Kicking And Screaming
"I'm nostalgic for conversations I had yesterday," Chris Eigeman snaps in Kicking And Screaming. "I've begun reminiscing events before they even occur. I'm reminiscing this right now." It's a funny, seemingly throwaway bit in a movie that, taken apart, consists of little more than seemingly throwaway bits: circular conversations about ancient pop culture, fleeting moments of sexual awkwardness, brief realizations of failure, and—once in a while—decisions to take action (which usually leads nowhere). The 1995 comedy by writer-director Noah Baumbach follows four recent college graduates for whom a challenge to list movies about monkeys has become a more meaningful, or at least more tangible, goal than figuring out what to do next.
While films like Reality Bites made an overt mission of capturing Gen-X anxiety, Kicking And Screaming gets the job done much more quietly and effectively with a few aimless characters instead of grand statements: Reflective would-be writer Josh Hamilton pines for a girlfriend who's left for the "overrated" Prague; Carlos Jacott chooses video-store clerkdom over grad school in Milwaukee (citing adapting to a new time zone as a reason to stay); Jason Wiles simply re-enrolls to catch the classes he missed; Eigeman works crossword puzzles.

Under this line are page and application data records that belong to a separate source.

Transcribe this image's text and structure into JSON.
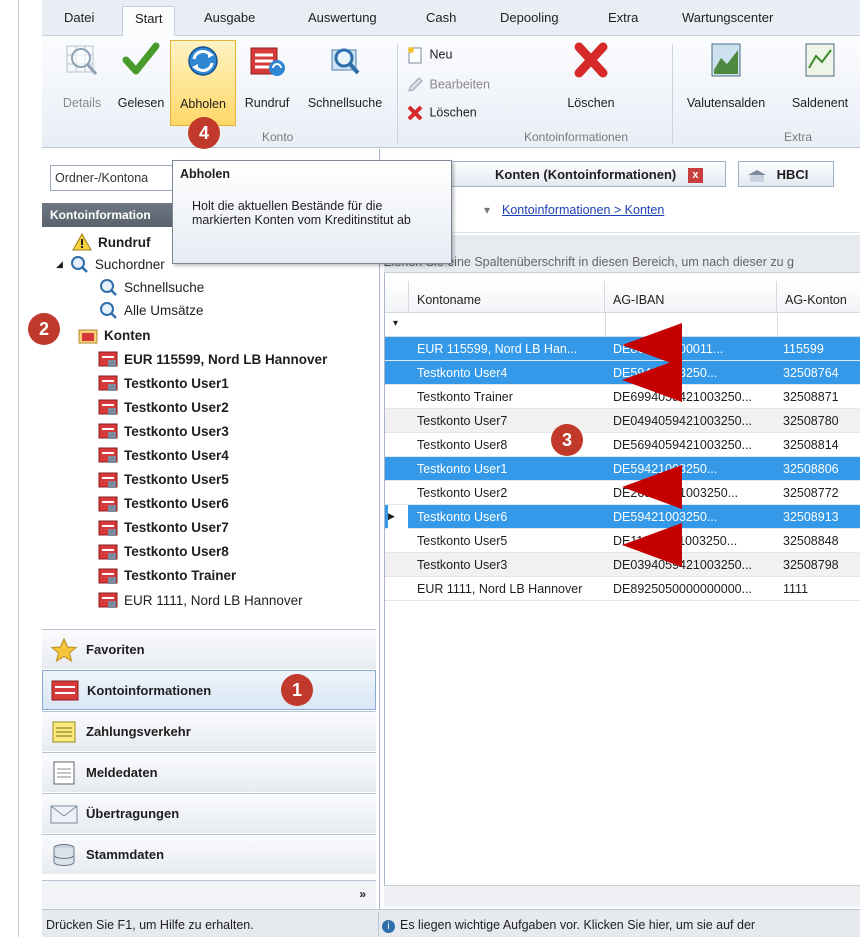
{
  "ribbon": {
    "tabs": [
      "Datei",
      "Start",
      "Ausgabe",
      "Auswertung",
      "Cash",
      "Depooling",
      "Extra",
      "Wartungscenter"
    ],
    "active_tab": "Start",
    "buttons": {
      "details": "Details",
      "gelesen": "Gelesen",
      "abholen": "Abholen",
      "rundruf": "Rundruf",
      "schnellsuche": "Schnellsuche",
      "neu": "Neu",
      "bearbeiten": "Bearbeiten",
      "loeschen_small": "Löschen",
      "loeschen_big": "Löschen",
      "valutensalden": "Valutensalden",
      "saldenent": "Saldenent"
    },
    "groups": {
      "konto": "Konto",
      "kontoinformationen": "Kontoinformationen",
      "extra": "Extra"
    }
  },
  "tooltip": {
    "title": "Abholen",
    "text": "Holt die aktuellen Bestände für die markierten Konten vom Kreditinstitut ab"
  },
  "left_panel": {
    "search_placeholder": "Ordner-/Kontona",
    "header": "Kontoinformation",
    "tree": {
      "rundruf": "Rundruf",
      "suchordner": "Suchordner",
      "schnellsuche": "Schnellsuche",
      "alle_umsaetze": "Alle Umsätze",
      "konten": "Konten",
      "accounts": [
        {
          "label": "EUR 115599, Nord LB Hannover",
          "bold": true
        },
        {
          "label": "Testkonto User1",
          "bold": true
        },
        {
          "label": "Testkonto User2",
          "bold": true
        },
        {
          "label": "Testkonto User3",
          "bold": true
        },
        {
          "label": "Testkonto User4",
          "bold": true
        },
        {
          "label": "Testkonto User5",
          "bold": true
        },
        {
          "label": "Testkonto User6",
          "bold": true
        },
        {
          "label": "Testkonto User7",
          "bold": true
        },
        {
          "label": "Testkonto User8",
          "bold": true
        },
        {
          "label": "Testkonto Trainer",
          "bold": true
        },
        {
          "label": "EUR 1111, Nord LB Hannover",
          "bold": false
        }
      ]
    },
    "nav": {
      "favoriten": "Favoriten",
      "kontoinformationen": "Kontoinformationen",
      "zahlungsverkehr": "Zahlungsverkehr",
      "meldedaten": "Meldedaten",
      "uebertragungen": "Übertragungen",
      "stammdaten": "Stammdaten"
    },
    "chevron": "»"
  },
  "right_pane": {
    "doc_tabs": {
      "konten": "Konten (Kontoinformationen)",
      "close": "x",
      "hbci": "HBCI"
    },
    "breadcrumb": "Kontoinformationen > Konten",
    "group_hint": "Ziehen Sie eine Spaltenüberschrift in diesen Bereich, um nach dieser zu g",
    "columns": [
      "Kontoname",
      "AG-IBAN",
      "AG-Konton"
    ],
    "rows": [
      {
        "name": "EUR 115599, Nord LB Han...",
        "iban": "DE865000000011...",
        "konto": "115599",
        "selected": true
      },
      {
        "name": "Testkonto User4",
        "iban": "DE59421003250...",
        "konto": "32508764",
        "selected": true
      },
      {
        "name": "Testkonto Trainer",
        "iban": "DE6994059421003250...",
        "konto": "32508871",
        "selected": false
      },
      {
        "name": "Testkonto User7",
        "iban": "DE0494059421003250...",
        "konto": "32508780",
        "selected": false
      },
      {
        "name": "Testkonto User8",
        "iban": "DE5694059421003250...",
        "konto": "32508814",
        "selected": false
      },
      {
        "name": "Testkonto User1",
        "iban": "DE59421003250...",
        "konto": "32508806",
        "selected": true
      },
      {
        "name": "Testkonto User2",
        "iban": "DE26945421003250...",
        "konto": "32508772",
        "selected": false
      },
      {
        "name": "Testkonto User6",
        "iban": "DE59421003250...",
        "konto": "32508913",
        "selected": true,
        "current": true
      },
      {
        "name": "Testkonto User5",
        "iban": "DE11945421003250...",
        "konto": "32508848",
        "selected": false
      },
      {
        "name": "Testkonto User3",
        "iban": "DE0394059421003250...",
        "konto": "32508798",
        "selected": false
      },
      {
        "name": "EUR 1111, Nord LB Hannover",
        "iban": "DE8925050000000000...",
        "konto": "1111",
        "selected": false
      }
    ]
  },
  "status_bar": {
    "help": "Drücken Sie F1, um Hilfe zu erhalten.",
    "tasks": "Es liegen wichtige Aufgaben vor. Klicken Sie hier, um sie auf der"
  },
  "callouts": [
    "1",
    "2",
    "3",
    "4"
  ],
  "colors": {
    "selection": "#3399e8",
    "callout": "#c0392b",
    "arrow": "#c40000",
    "link": "#1d3fb5"
  }
}
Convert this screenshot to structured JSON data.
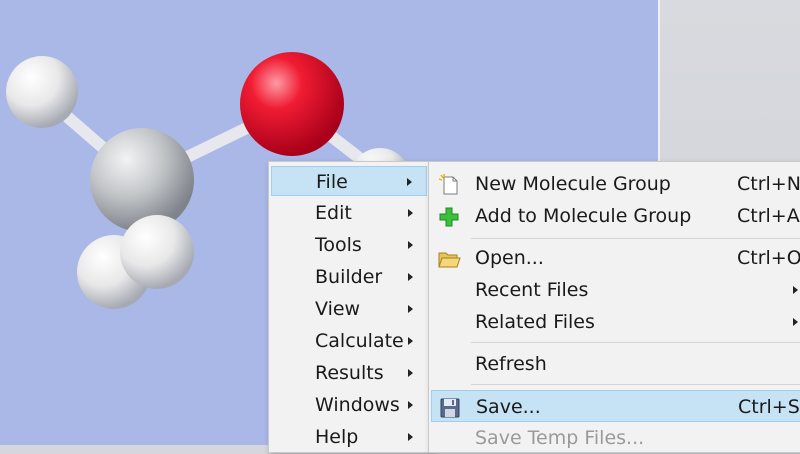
{
  "main_menu": {
    "items": [
      {
        "label": "File",
        "has_submenu": true,
        "active": true
      },
      {
        "label": "Edit",
        "has_submenu": true
      },
      {
        "label": "Tools",
        "has_submenu": true
      },
      {
        "label": "Builder",
        "has_submenu": true
      },
      {
        "label": "View",
        "has_submenu": true
      },
      {
        "label": "Calculate",
        "has_submenu": true
      },
      {
        "label": "Results",
        "has_submenu": true
      },
      {
        "label": "Windows",
        "has_submenu": true
      },
      {
        "label": "Help",
        "has_submenu": true
      }
    ]
  },
  "file_menu": {
    "items": [
      {
        "label": "New Molecule Group",
        "shortcut": "Ctrl+N",
        "icon": "new-document-icon"
      },
      {
        "label": "Add to Molecule Group",
        "shortcut": "Ctrl+A",
        "icon": "green-plus-icon"
      },
      {
        "label": "Open...",
        "shortcut": "Ctrl+O",
        "icon": "open-folder-icon"
      },
      {
        "label": "Recent Files",
        "has_submenu": true
      },
      {
        "label": "Related Files",
        "has_submenu": true
      },
      {
        "label": "Refresh"
      },
      {
        "label": "Save...",
        "shortcut": "Ctrl+S",
        "icon": "floppy-disk-icon",
        "active": true
      },
      {
        "label": "Save Temp Files...",
        "disabled": true
      }
    ]
  },
  "molecule": {
    "atom_colors": {
      "hydrogen": "#f4f4f4",
      "carbon": "#c3c6c9",
      "oxygen": "#e8102a"
    }
  },
  "colors": {
    "viewport_background": "#aab8e8",
    "menu_background": "#f2f2f2",
    "highlight": "#c6e3f5"
  }
}
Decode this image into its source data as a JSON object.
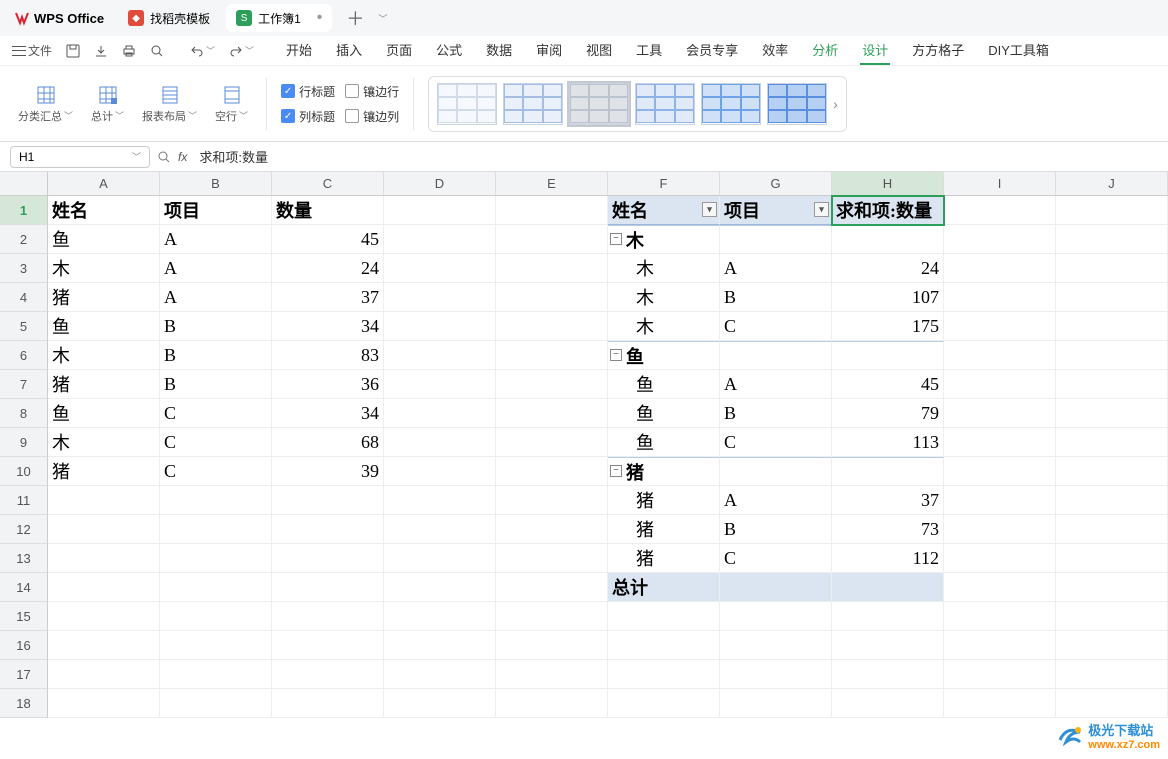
{
  "titlebar": {
    "app_name": "WPS Office",
    "tabs": [
      {
        "label": "找稻壳模板",
        "icon": "red"
      },
      {
        "label": "工作簿1",
        "icon": "green"
      }
    ],
    "add": "＋"
  },
  "qa": {
    "file": "文件"
  },
  "ribbon_tabs": [
    "开始",
    "插入",
    "页面",
    "公式",
    "数据",
    "审阅",
    "视图",
    "工具",
    "会员专享",
    "效率",
    "分析",
    "设计",
    "方方格子",
    "DIY工具箱"
  ],
  "ribbon": {
    "g1": "分类汇总",
    "g2": "总计",
    "g3": "报表布局",
    "g4": "空行",
    "chk_row_hdr": "行标题",
    "chk_col_hdr": "列标题",
    "chk_row_band": "镶边行",
    "chk_col_band": "镶边列"
  },
  "formula_bar": {
    "namebox": "H1",
    "fx": "fx",
    "content": "求和项:数量"
  },
  "columns": [
    "A",
    "B",
    "C",
    "D",
    "E",
    "F",
    "G",
    "H",
    "I",
    "J"
  ],
  "rows_count": 18,
  "left_table": {
    "headers": [
      "姓名",
      "项目",
      "数量"
    ],
    "rows": [
      [
        "鱼",
        "A",
        "45"
      ],
      [
        "木",
        "A",
        "24"
      ],
      [
        "猪",
        "A",
        "37"
      ],
      [
        "鱼",
        "B",
        "34"
      ],
      [
        "木",
        "B",
        "83"
      ],
      [
        "猪",
        "B",
        "36"
      ],
      [
        "鱼",
        "C",
        "34"
      ],
      [
        "木",
        "C",
        "68"
      ],
      [
        "猪",
        "C",
        "39"
      ]
    ]
  },
  "pivot": {
    "h_name": "姓名",
    "h_item": "项目",
    "h_sum": "求和项:数量",
    "groups": [
      {
        "name": "木",
        "rows": [
          [
            "木",
            "A",
            "24"
          ],
          [
            "木",
            "B",
            "107"
          ],
          [
            "木",
            "C",
            "175"
          ]
        ]
      },
      {
        "name": "鱼",
        "rows": [
          [
            "鱼",
            "A",
            "45"
          ],
          [
            "鱼",
            "B",
            "79"
          ],
          [
            "鱼",
            "C",
            "113"
          ]
        ]
      },
      {
        "name": "猪",
        "rows": [
          [
            "猪",
            "A",
            "37"
          ],
          [
            "猪",
            "B",
            "73"
          ],
          [
            "猪",
            "C",
            "112"
          ]
        ]
      }
    ],
    "total_label": "总计"
  },
  "watermark": {
    "brand": "极光下载站",
    "url": "www.xz7.com"
  }
}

Apart, they're adrift. Together, they have rapport, alcohol, and the pursuit of freshmen women.
It's something, but it's clearly not enough, and while Baumbach makes the lifestyle of his charming losers look appealing, he never quite makes it seductive. For every scene of dark-witted bonhomie, there's a telling moment of muted panic, as when Eigeman berates his reflection with the words, "You do nothing."
Lost in theaters but a cult hit on video, Kicking And Screaming has dimmed a bit with the passing of time. The ragtag structure never really allows it to build any momentum, and the gulf between its arch dialogue and earnest emotions becomes more evident with each viewing. But while the film doesn't always find a way to bridge that gulf, it at least keeps a rooting interest in not letting the characters fall into it. It's an unfailingly clever film about how cleverness will only get you so far.
Key features: New interviews with Baumbach and the cast, deleted scenes, a 2000 short.